● **PROBLEM**: What is needed here is a verbatim copy of the records that follow.

● **RECORDED INFORMATION**:

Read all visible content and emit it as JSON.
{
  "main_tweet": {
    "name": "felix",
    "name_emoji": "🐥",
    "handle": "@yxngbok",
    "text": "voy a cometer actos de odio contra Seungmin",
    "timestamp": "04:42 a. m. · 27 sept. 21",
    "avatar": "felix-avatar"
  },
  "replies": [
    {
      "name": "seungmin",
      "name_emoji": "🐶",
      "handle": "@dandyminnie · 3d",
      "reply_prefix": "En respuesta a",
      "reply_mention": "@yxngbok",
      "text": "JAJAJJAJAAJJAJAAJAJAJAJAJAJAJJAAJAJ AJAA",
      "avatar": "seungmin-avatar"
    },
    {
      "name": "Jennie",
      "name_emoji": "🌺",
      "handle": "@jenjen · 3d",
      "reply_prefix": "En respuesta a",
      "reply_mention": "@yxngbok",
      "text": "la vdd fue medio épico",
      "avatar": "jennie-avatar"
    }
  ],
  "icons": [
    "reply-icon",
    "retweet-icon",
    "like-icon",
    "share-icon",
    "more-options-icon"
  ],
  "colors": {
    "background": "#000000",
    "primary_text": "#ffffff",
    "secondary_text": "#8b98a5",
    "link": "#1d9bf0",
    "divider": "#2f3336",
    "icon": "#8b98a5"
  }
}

● **EXERCISE SOLUTION**:
Read all visible content and emit it as JSON.
{
  "main_tweet": {
    "name": "felix",
    "name_emoji": "🐥",
    "handle": "@yxngbok",
    "text": "voy a cometer actos de odio contra Seungmin",
    "timestamp": "04:42 a. m. · 27 sept. 21",
    "avatar": "felix-avatar"
  },
  "replies": [
    {
      "name": "seungmin",
      "name_emoji": "🐶",
      "handle": "@dandyminnie · 3d",
      "reply_prefix": "En respuesta a",
      "reply_mention": "@yxngbok",
      "text": "JAJAJJAJAAJJAJAAJAJAJAJAJAJAJJAAJAJ AJAA",
      "avatar": "seungmin-avatar"
    },
    {
      "name": "Jennie",
      "name_emoji": "🌺",
      "handle": "@jenjen · 3d",
      "reply_prefix": "En respuesta a",
      "reply_mention": "@yxngbok",
      "text": "la vdd fue medio épico",
      "avatar": "jennie-avatar"
    }
  ],
  "icons": [
    "reply-icon",
    "retweet-icon",
    "like-icon",
    "share-icon",
    "more-options-icon"
  ],
  "colors": {
    "background": "#000000",
    "primary_text": "#ffffff",
    "secondary_text": "#8b98a5",
    "link": "#1d9bf0",
    "divider": "#2f3336",
    "icon": "#8b98a5"
  }
}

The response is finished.